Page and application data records
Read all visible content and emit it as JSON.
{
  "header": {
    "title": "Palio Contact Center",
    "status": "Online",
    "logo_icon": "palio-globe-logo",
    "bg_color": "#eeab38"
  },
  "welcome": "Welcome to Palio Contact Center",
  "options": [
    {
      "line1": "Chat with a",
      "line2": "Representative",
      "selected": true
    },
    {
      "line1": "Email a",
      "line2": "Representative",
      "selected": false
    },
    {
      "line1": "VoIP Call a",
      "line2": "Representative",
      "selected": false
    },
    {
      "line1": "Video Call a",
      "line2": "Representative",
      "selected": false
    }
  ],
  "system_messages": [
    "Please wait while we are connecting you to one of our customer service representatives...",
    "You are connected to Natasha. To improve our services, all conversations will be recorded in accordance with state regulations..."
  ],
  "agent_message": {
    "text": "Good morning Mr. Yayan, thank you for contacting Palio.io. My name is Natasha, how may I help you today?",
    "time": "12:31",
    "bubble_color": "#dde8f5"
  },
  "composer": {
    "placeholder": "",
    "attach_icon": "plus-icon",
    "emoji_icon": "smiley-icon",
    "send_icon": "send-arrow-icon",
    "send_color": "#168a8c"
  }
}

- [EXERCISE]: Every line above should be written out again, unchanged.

- [TASK OUTPUT]:
Read all visible content and emit it as JSON.
{
  "header": {
    "title": "Palio Contact Center",
    "status": "Online",
    "logo_icon": "palio-globe-logo",
    "bg_color": "#eeab38"
  },
  "welcome": "Welcome to Palio Contact Center",
  "options": [
    {
      "line1": "Chat with a",
      "line2": "Representative",
      "selected": true
    },
    {
      "line1": "Email a",
      "line2": "Representative",
      "selected": false
    },
    {
      "line1": "VoIP Call a",
      "line2": "Representative",
      "selected": false
    },
    {
      "line1": "Video Call a",
      "line2": "Representative",
      "selected": false
    }
  ],
  "system_messages": [
    "Please wait while we are connecting you to one of our customer service representatives...",
    "You are connected to Natasha. To improve our services, all conversations will be recorded in accordance with state regulations..."
  ],
  "agent_message": {
    "text": "Good morning Mr. Yayan, thank you for contacting Palio.io. My name is Natasha, how may I help you today?",
    "time": "12:31",
    "bubble_color": "#dde8f5"
  },
  "composer": {
    "placeholder": "",
    "attach_icon": "plus-icon",
    "emoji_icon": "smiley-icon",
    "send_icon": "send-arrow-icon",
    "send_color": "#168a8c"
  }
}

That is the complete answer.